EXERCISE DETAILS: Note how many lines in the entries below contain the string "content", and answer with that number and no other text.

RECORDS TO USE:
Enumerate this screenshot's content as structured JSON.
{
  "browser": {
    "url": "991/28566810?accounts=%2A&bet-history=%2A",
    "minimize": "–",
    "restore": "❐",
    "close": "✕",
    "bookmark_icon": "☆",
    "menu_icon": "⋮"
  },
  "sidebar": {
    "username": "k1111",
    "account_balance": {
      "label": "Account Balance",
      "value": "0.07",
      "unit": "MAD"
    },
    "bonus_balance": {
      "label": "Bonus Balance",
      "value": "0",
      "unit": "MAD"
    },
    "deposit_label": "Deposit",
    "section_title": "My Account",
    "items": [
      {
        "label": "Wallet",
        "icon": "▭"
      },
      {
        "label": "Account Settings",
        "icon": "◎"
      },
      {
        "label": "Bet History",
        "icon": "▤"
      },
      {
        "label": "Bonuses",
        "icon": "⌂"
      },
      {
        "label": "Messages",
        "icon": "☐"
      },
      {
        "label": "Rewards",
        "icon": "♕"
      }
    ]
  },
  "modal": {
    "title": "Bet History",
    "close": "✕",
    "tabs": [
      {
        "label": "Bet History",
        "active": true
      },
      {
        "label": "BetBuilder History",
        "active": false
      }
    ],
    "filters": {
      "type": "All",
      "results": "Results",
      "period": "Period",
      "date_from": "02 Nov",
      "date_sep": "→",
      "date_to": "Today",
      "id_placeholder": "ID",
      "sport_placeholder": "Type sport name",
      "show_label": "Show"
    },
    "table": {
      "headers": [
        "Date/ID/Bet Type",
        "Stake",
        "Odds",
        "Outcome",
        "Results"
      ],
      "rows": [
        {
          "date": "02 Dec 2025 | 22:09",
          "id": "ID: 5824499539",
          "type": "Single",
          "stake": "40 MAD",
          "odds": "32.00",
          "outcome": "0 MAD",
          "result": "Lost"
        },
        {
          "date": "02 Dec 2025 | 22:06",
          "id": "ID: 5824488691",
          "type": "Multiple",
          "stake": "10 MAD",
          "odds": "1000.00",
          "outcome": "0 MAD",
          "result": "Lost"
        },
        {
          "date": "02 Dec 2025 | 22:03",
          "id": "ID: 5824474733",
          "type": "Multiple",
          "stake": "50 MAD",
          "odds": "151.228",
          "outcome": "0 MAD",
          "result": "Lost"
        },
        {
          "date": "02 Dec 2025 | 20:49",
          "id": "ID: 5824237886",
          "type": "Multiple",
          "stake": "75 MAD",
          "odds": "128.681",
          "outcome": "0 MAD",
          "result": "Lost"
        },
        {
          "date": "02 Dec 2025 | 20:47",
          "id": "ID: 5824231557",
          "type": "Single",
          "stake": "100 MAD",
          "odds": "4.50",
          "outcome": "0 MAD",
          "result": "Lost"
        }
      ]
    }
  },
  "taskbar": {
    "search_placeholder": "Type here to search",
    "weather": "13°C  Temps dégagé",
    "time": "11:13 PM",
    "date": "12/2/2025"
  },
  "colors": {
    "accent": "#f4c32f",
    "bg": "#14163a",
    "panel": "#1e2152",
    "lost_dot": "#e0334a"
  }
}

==

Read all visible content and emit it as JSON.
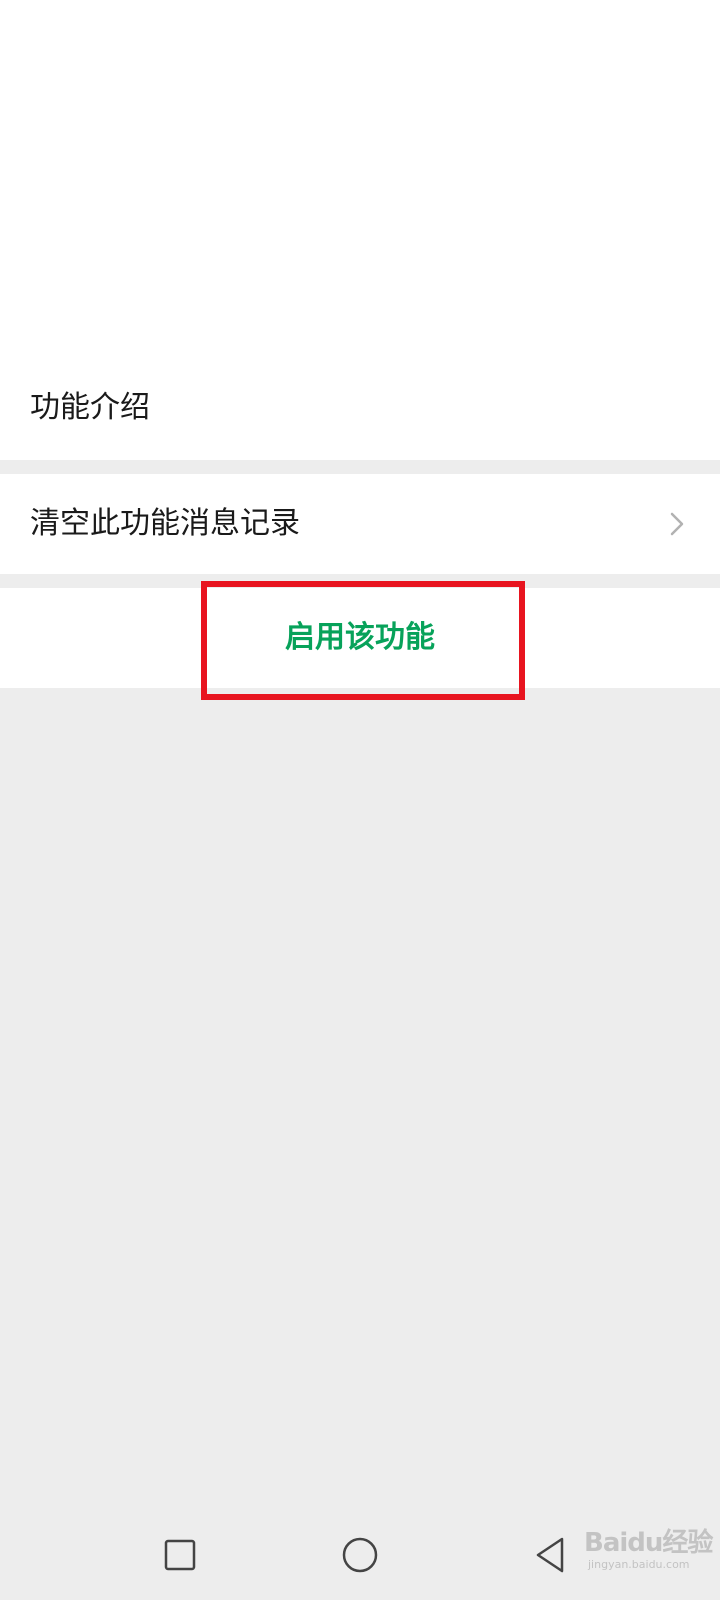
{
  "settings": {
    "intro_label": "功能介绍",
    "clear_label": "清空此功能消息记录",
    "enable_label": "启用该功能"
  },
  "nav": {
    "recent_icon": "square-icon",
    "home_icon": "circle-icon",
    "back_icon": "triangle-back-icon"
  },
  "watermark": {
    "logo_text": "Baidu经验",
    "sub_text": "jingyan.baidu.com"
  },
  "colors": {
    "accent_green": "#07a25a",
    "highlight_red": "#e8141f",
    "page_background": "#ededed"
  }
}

EXERCISE RESULT: 2